* Problem statement *
Each of the lines below must be restated exactly.

* Record set *
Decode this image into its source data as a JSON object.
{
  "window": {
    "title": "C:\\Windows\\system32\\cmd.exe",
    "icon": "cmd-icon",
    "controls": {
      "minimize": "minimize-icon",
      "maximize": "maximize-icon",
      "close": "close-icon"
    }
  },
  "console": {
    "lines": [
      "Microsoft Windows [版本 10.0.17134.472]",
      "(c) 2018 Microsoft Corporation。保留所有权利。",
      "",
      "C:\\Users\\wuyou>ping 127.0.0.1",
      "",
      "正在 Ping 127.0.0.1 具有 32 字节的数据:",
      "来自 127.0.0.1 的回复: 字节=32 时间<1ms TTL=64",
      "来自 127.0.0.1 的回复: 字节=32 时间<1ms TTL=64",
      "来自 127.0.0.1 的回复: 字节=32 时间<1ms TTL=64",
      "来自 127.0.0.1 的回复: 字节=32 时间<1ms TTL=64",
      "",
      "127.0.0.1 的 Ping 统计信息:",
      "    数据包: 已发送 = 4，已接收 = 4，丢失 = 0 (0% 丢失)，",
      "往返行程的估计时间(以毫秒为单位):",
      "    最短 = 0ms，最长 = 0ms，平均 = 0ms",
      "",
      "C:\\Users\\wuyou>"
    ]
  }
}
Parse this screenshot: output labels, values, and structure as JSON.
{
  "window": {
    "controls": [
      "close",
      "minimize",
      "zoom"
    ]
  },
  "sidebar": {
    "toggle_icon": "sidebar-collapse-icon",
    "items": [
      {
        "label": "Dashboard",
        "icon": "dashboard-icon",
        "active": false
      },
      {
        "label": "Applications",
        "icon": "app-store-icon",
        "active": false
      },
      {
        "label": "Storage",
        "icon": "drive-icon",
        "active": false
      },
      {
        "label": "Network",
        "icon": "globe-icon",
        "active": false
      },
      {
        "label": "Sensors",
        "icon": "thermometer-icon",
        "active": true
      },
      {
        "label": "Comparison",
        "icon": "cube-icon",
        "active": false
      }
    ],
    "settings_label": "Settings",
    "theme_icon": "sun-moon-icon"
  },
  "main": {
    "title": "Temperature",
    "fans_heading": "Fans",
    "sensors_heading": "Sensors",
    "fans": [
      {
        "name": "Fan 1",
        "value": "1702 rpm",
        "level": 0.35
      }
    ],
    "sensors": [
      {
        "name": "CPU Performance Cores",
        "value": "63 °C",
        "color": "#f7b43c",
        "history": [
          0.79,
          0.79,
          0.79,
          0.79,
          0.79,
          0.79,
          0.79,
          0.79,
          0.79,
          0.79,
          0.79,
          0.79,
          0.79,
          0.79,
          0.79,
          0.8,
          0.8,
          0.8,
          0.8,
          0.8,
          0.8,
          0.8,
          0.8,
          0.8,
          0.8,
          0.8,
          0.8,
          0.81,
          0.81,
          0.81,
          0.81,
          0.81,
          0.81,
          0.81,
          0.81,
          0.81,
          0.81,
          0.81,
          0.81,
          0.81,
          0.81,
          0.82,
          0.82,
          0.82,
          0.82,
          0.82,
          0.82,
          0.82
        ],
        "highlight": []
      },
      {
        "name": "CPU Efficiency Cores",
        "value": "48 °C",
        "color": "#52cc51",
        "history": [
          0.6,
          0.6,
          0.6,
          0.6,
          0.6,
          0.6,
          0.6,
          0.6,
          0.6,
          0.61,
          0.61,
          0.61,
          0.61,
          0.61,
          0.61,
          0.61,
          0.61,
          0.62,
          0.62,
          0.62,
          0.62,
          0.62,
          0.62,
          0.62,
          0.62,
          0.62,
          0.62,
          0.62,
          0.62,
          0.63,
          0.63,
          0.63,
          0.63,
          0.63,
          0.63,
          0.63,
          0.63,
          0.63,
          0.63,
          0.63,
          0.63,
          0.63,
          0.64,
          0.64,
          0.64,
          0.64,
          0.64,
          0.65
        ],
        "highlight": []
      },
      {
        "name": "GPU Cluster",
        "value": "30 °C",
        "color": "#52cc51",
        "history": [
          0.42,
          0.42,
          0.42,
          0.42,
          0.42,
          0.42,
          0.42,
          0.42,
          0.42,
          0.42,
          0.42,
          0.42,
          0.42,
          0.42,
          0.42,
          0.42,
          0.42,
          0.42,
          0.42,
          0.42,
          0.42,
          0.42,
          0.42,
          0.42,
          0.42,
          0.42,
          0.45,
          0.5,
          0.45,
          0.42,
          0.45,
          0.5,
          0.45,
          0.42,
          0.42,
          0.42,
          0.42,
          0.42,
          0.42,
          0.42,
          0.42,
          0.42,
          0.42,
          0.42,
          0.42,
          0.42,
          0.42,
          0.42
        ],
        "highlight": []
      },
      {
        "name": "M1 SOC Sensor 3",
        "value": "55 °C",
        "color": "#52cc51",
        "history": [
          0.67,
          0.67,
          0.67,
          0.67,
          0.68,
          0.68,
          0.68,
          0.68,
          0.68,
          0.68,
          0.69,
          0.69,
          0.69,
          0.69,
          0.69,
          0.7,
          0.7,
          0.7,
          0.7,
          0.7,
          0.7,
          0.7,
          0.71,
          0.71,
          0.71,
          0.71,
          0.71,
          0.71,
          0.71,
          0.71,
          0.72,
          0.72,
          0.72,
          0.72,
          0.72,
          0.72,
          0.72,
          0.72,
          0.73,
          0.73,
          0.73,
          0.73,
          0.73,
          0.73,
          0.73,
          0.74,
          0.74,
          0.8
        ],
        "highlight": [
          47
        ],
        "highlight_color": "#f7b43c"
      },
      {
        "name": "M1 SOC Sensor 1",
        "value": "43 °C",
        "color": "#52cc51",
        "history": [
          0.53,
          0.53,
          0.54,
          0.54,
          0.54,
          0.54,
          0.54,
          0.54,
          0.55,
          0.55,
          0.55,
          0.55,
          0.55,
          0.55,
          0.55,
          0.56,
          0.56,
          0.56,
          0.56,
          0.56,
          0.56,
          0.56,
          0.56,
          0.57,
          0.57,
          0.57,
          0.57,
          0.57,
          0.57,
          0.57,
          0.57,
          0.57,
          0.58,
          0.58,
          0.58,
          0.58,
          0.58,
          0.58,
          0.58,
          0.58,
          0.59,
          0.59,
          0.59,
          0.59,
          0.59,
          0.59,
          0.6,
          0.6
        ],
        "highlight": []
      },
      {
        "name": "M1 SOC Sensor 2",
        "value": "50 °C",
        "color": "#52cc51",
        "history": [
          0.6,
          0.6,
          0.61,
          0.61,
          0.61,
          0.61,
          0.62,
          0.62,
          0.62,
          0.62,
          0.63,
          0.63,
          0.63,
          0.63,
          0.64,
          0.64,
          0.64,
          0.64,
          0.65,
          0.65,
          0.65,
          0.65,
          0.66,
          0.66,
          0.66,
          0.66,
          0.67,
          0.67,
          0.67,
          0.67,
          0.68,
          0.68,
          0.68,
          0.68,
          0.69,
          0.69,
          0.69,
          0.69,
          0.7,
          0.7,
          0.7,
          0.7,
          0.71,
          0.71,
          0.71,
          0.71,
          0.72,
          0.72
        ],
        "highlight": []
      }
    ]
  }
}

* Completed exercise *
Decode this image into its source data as a JSON object.
{
  "window": {
    "title": "C:\\Windows\\system32\\cmd.exe",
    "icon": "cmd-icon",
    "controls": {
      "minimize": "minimize-icon",
      "maximize": "maximize-icon",
      "close": "close-icon"
    }
  },
  "console": {
    "lines": [
      "Microsoft Windows [版本 10.0.17134.472]",
      "(c) 2018 Microsoft Corporation。保留所有权利。",
      "",
      "C:\\Users\\wuyou>ping 127.0.0.1",
      "",
      "正在 Ping 127.0.0.1 具有 32 字节的数据:",
      "来自 127.0.0.1 的回复: 字节=32 时间<1ms TTL=64",
      "来自 127.0.0.1 的回复: 字节=32 时间<1ms TTL=64",
      "来自 127.0.0.1 的回复: 字节=32 时间<1ms TTL=64",
      "来自 127.0.0.1 的回复: 字节=32 时间<1ms TTL=64",
      "",
      "127.0.0.1 的 Ping 统计信息:",
      "    数据包: 已发送 = 4，已接收 = 4，丢失 = 0 (0% 丢失)，",
      "往返行程的估计时间(以毫秒为单位):",
      "    最短 = 0ms，最长 = 0ms，平均 = 0ms",
      "",
      "C:\\Users\\wuyou>"
    ]
  }
}
Parse this screenshot: output labels, values, and structure as JSON.
{
  "window": {
    "controls": [
      "close",
      "minimize",
      "zoom"
    ]
  },
  "sidebar": {
    "toggle_icon": "sidebar-collapse-icon",
    "items": [
      {
        "label": "Dashboard",
        "icon": "dashboard-icon",
        "active": false
      },
      {
        "label": "Applications",
        "icon": "app-store-icon",
        "active": false
      },
      {
        "label": "Storage",
        "icon": "drive-icon",
        "active": false
      },
      {
        "label": "Network",
        "icon": "globe-icon",
        "active": false
      },
      {
        "label": "Sensors",
        "icon": "thermometer-icon",
        "active": true
      },
      {
        "label": "Comparison",
        "icon": "cube-icon",
        "active": false
      }
    ],
    "settings_label": "Settings",
    "theme_icon": "sun-moon-icon"
  },
  "main": {
    "title": "Temperature",
    "fans_heading": "Fans",
    "sensors_heading": "Sensors",
    "fans": [
      {
        "name": "Fan 1",
        "value": "1702 rpm",
        "level": 0.35
      }
    ],
    "sensors": [
      {
        "name": "CPU Performance Cores",
        "value": "63 °C",
        "color": "#f7b43c",
        "history": [
          0.79,
          0.79,
          0.79,
          0.79,
          0.79,
          0.79,
          0.79,
          0.79,
          0.79,
          0.79,
          0.79,
          0.79,
          0.79,
          0.79,
          0.79,
          0.8,
          0.8,
          0.8,
          0.8,
          0.8,
          0.8,
          0.8,
          0.8,
          0.8,
          0.8,
          0.8,
          0.8,
          0.81,
          0.81,
          0.81,
          0.81,
          0.81,
          0.81,
          0.81,
          0.81,
          0.81,
          0.81,
          0.81,
          0.81,
          0.81,
          0.81,
          0.82,
          0.82,
          0.82,
          0.82,
          0.82,
          0.82,
          0.82
        ],
        "highlight": []
      },
      {
        "name": "CPU Efficiency Cores",
        "value": "48 °C",
        "color": "#52cc51",
        "history": [
          0.6,
          0.6,
          0.6,
          0.6,
          0.6,
          0.6,
          0.6,
          0.6,
          0.6,
          0.61,
          0.61,
          0.61,
          0.61,
          0.61,
          0.61,
          0.61,
          0.61,
          0.62,
          0.62,
          0.62,
          0.62,
          0.62,
          0.62,
          0.62,
          0.62,
          0.62,
          0.62,
          0.62,
          0.62,
          0.63,
          0.63,
          0.63,
          0.63,
          0.63,
          0.63,
          0.63,
          0.63,
          0.63,
          0.63,
          0.63,
          0.63,
          0.63,
          0.64,
          0.64,
          0.64,
          0.64,
          0.64,
          0.65
        ],
        "highlight": []
      },
      {
        "name": "GPU Cluster",
        "value": "30 °C",
        "color": "#52cc51",
        "history": [
          0.42,
          0.42,
          0.42,
          0.42,
          0.42,
          0.42,
          0.42,
          0.42,
          0.42,
          0.42,
          0.42,
          0.42,
          0.42,
          0.42,
          0.42,
          0.42,
          0.42,
          0.42,
          0.42,
          0.42,
          0.42,
          0.42,
          0.42,
          0.42,
          0.42,
          0.42,
          0.45,
          0.5,
          0.45,
          0.42,
          0.45,
          0.5,
          0.45,
          0.42,
          0.42,
          0.42,
          0.42,
          0.42,
          0.42,
          0.42,
          0.42,
          0.42,
          0.42,
          0.42,
          0.42,
          0.42,
          0.42,
          0.42
        ],
        "highlight": []
      },
      {
        "name": "M1 SOC Sensor 3",
        "value": "55 °C",
        "color": "#52cc51",
        "history": [
          0.67,
          0.67,
          0.67,
          0.67,
          0.68,
          0.68,
          0.68,
          0.68,
          0.68,
          0.68,
          0.69,
          0.69,
          0.69,
          0.69,
          0.69,
          0.7,
          0.7,
          0.7,
          0.7,
          0.7,
          0.7,
          0.7,
          0.71,
          0.71,
          0.71,
          0.71,
          0.71,
          0.71,
          0.71,
          0.71,
          0.72,
          0.72,
          0.72,
          0.72,
          0.72,
          0.72,
          0.72,
          0.72,
          0.73,
          0.73,
          0.73,
          0.73,
          0.73,
          0.73,
          0.73,
          0.74,
          0.74,
          0.8
        ],
        "highlight": [
          47
        ],
        "highlight_color": "#f7b43c"
      },
      {
        "name": "M1 SOC Sensor 1",
        "value": "43 °C",
        "color": "#52cc51",
        "history": [
          0.53,
          0.53,
          0.54,
          0.54,
          0.54,
          0.54,
          0.54,
          0.54,
          0.55,
          0.55,
          0.55,
          0.55,
          0.55,
          0.55,
          0.55,
          0.56,
          0.56,
          0.56,
          0.56,
          0.56,
          0.56,
          0.56,
          0.56,
          0.57,
          0.57,
          0.57,
          0.57,
          0.57,
          0.57,
          0.57,
          0.57,
          0.57,
          0.58,
          0.58,
          0.58,
          0.58,
          0.58,
          0.58,
          0.58,
          0.58,
          0.59,
          0.59,
          0.59,
          0.59,
          0.59,
          0.59,
          0.6,
          0.6
        ],
        "highlight": []
      },
      {
        "name": "M1 SOC Sensor 2",
        "value": "50 °C",
        "color": "#52cc51",
        "history": [
          0.6,
          0.6,
          0.61,
          0.61,
          0.61,
          0.61,
          0.62,
          0.62,
          0.62,
          0.62,
          0.63,
          0.63,
          0.63,
          0.63,
          0.64,
          0.64,
          0.64,
          0.64,
          0.65,
          0.65,
          0.65,
          0.65,
          0.66,
          0.66,
          0.66,
          0.66,
          0.67,
          0.67,
          0.67,
          0.67,
          0.68,
          0.68,
          0.68,
          0.68,
          0.69,
          0.69,
          0.69,
          0.69,
          0.7,
          0.7,
          0.7,
          0.7,
          0.71,
          0.71,
          0.71,
          0.71,
          0.72,
          0.72
        ],
        "highlight": []
      }
    ]
  }
}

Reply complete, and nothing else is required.